• _Exercise goal_: Keep the text of the data exactly as it is and omit each picture from the copy.

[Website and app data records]
+ + + +

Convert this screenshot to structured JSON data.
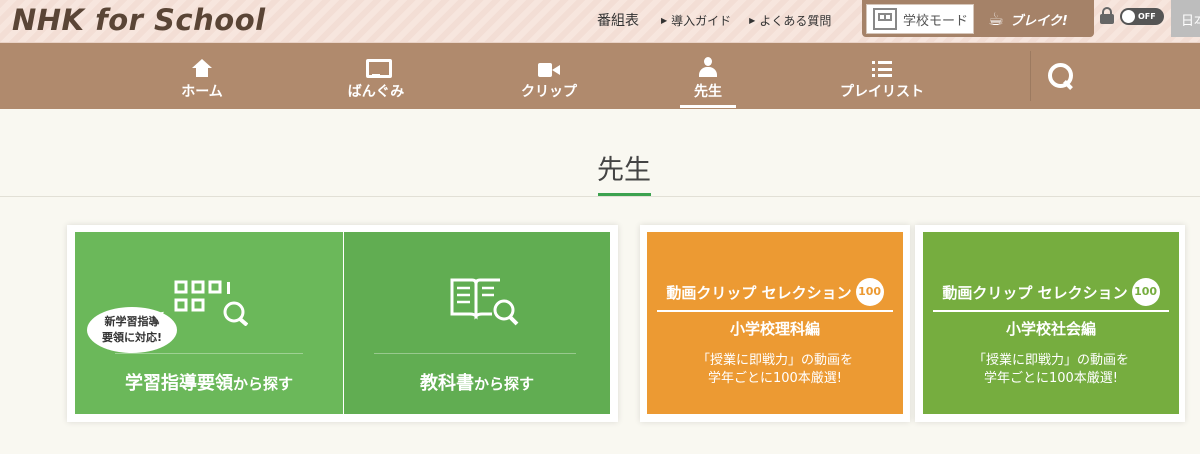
{
  "brand": {
    "logo": "NHK for School"
  },
  "toplinks": {
    "schedule": "番組表",
    "guide": "導入ガイド",
    "faq": "よくある質問"
  },
  "mode": {
    "school_mode": "学校モード",
    "breaker": "ブレイク!",
    "toggle_state": "OFF",
    "language": "日本"
  },
  "nav": {
    "items": [
      {
        "label": "ホーム",
        "icon": "home-icon"
      },
      {
        "label": "ばんぐみ",
        "icon": "tv-icon"
      },
      {
        "label": "クリップ",
        "icon": "video-icon"
      },
      {
        "label": "先生",
        "icon": "teacher-icon",
        "active": true
      },
      {
        "label": "プレイリスト",
        "icon": "list-icon"
      }
    ],
    "search_icon": "search-icon"
  },
  "page": {
    "title": "先生"
  },
  "cards": {
    "guideline": {
      "bubble_line1": "新学習指導",
      "bubble_line2": "要領に対応!",
      "label_main": "学習指導要領",
      "label_suffix": "から探す"
    },
    "textbook": {
      "label_main": "教科書",
      "label_suffix": "から探す"
    },
    "science": {
      "heading": "動画クリップ セレクション",
      "badge": "100",
      "subtitle": "小学校理科編",
      "desc_line1": "「授業に即戦力」の動画を",
      "desc_line2": "学年ごとに100本厳選!"
    },
    "social": {
      "heading": "動画クリップ セレクション",
      "badge": "100",
      "subtitle": "小学校社会編",
      "desc_line1": "「授業に即戦力」の動画を",
      "desc_line2": "学年ごとに100本厳選!"
    }
  },
  "colors": {
    "nav_bg": "#b08a6d",
    "accent_green": "#3ca24f",
    "tile_green": "#6bb85a",
    "tile_orange": "#ec9a33",
    "tile_olive": "#76ad3f"
  }
}
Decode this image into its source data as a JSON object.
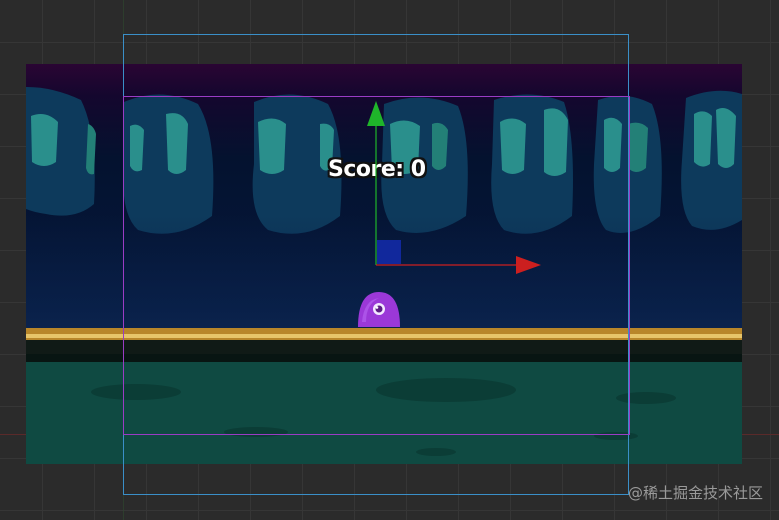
{
  "hud": {
    "score_text": "Score: 0"
  },
  "watermark": "@稀土掘金技术社区",
  "colors": {
    "sky_top": "#2a0533",
    "sky_bottom": "#031535",
    "window_glow": "#2f9f93",
    "ledge_gold": "#c99a2e",
    "ground": "#0f4a42",
    "player_purple": "#9b38d8",
    "camera_bounds": "#3a8fc8",
    "viewport_bounds": "#9a3cc4",
    "gizmo_x": "#cc1f1f",
    "gizmo_y": "#1fb52a",
    "gizmo_center": "#11289c"
  },
  "icons": {
    "player": "slime-character-icon",
    "gizmo_x": "x-axis-arrow-icon",
    "gizmo_y": "y-axis-arrow-icon",
    "gizmo_center": "center-handle-icon"
  }
}
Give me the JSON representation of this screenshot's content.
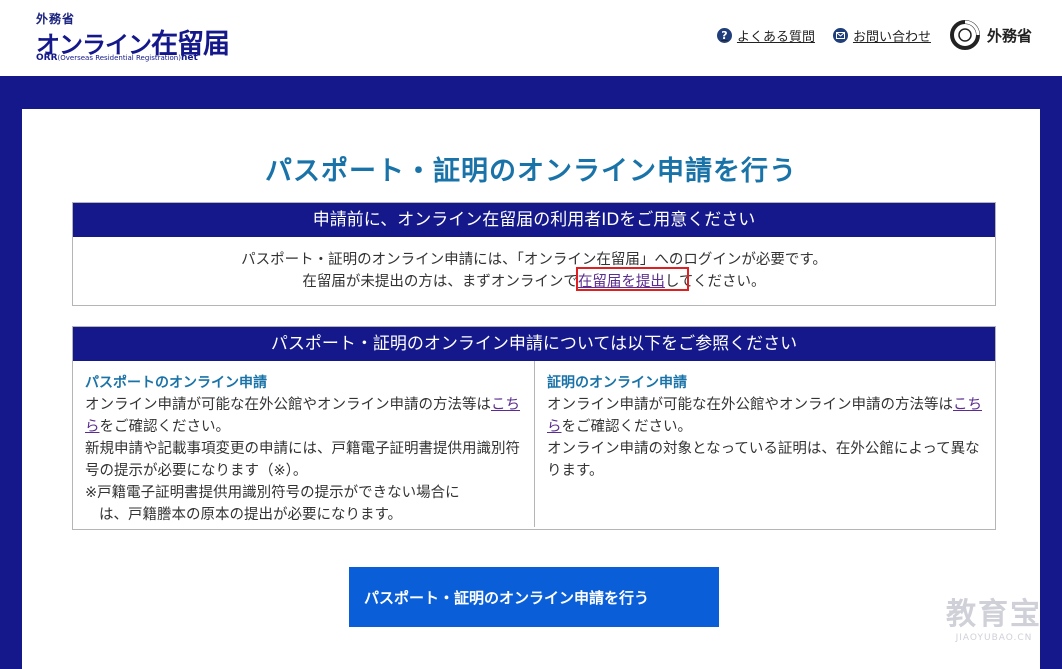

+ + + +

• _Solution to this exercise_:
Convert this screenshot to structured JSON data.
{
  "brand": {
    "logo": "NHK for School"
  },
  "toplinks": {
    "schedule": "番組表",
    "guide": "導入ガイド",
    "faq": "よくある質問"
  },
  "mode": {
    "school_mode": "学校モード",
    "breaker": "ブレイク!",
    "toggle_state": "OFF",
    "language": "日本"
  },
  "nav": {
    "items": [
      {
        "label": "ホーム",
        "icon": "home-icon"
      },
      {
        "label": "ばんぐみ",
        "icon": "tv-icon"
      },
      {
        "label": "クリップ",
        "icon": "video-icon"
      },
      {
        "label": "先生",
        "icon": "teacher-icon",
        "active": true
      },
      {
        "label": "プレイリスト",
        "icon": "list-icon"
      }
    ],
    "search_icon": "search-icon"
  },
  "page": {
    "title": "先生"
  },
  "cards": {
    "guideline": {
      "bubble_line1": "新学習指導",
      "bubble_line2": "要領に対応!",
      "label_main": "学習指導要領",
      "label_suffix": "から探す"
    },
    "textbook": {
      "label_main": "教科書",
      "label_suffix": "から探す"
    },
    "science": {
      "heading": "動画クリップ セレクション",
      "badge": "100",
      "subtitle": "小学校理科編",
      "desc_line1": "「授業に即戦力」の動画を",
      "desc_line2": "学年ごとに100本厳選!"
    },
    "social": {
      "heading": "動画クリップ セレクション",
      "badge": "100",
      "subtitle": "小学校社会編",
      "desc_line1": "「授業に即戦力」の動画を",
      "desc_line2": "学年ごとに100本厳選!"
    }
  },
  "colors": {
    "nav_bg": "#b08a6d",
    "accent_green": "#3ca24f",
    "tile_green": "#6bb85a",
    "tile_orange": "#ec9a33",
    "tile_olive": "#76ad3f"
  }
}
Decode this image into its source data as a JSON object.
{
  "hud": {
    "score_text": "Score: 0"
  },
  "watermark": "@稀土掘金技术社区",
  "colors": {
    "sky_top": "#2a0533",
    "sky_bottom": "#031535",
    "window_glow": "#2f9f93",
    "ledge_gold": "#c99a2e",
    "ground": "#0f4a42",
    "player_purple": "#9b38d8",
    "camera_bounds": "#3a8fc8",
    "viewport_bounds": "#9a3cc4",
    "gizmo_x": "#cc1f1f",
    "gizmo_y": "#1fb52a",
    "gizmo_center": "#11289c"
  },
  "icons": {
    "player": "slime-character-icon",
    "gizmo_x": "x-axis-arrow-icon",
    "gizmo_y": "y-axis-arrow-icon",
    "gizmo_center": "center-handle-icon"
  }
}
Give me the JSON representation of this screenshot's content.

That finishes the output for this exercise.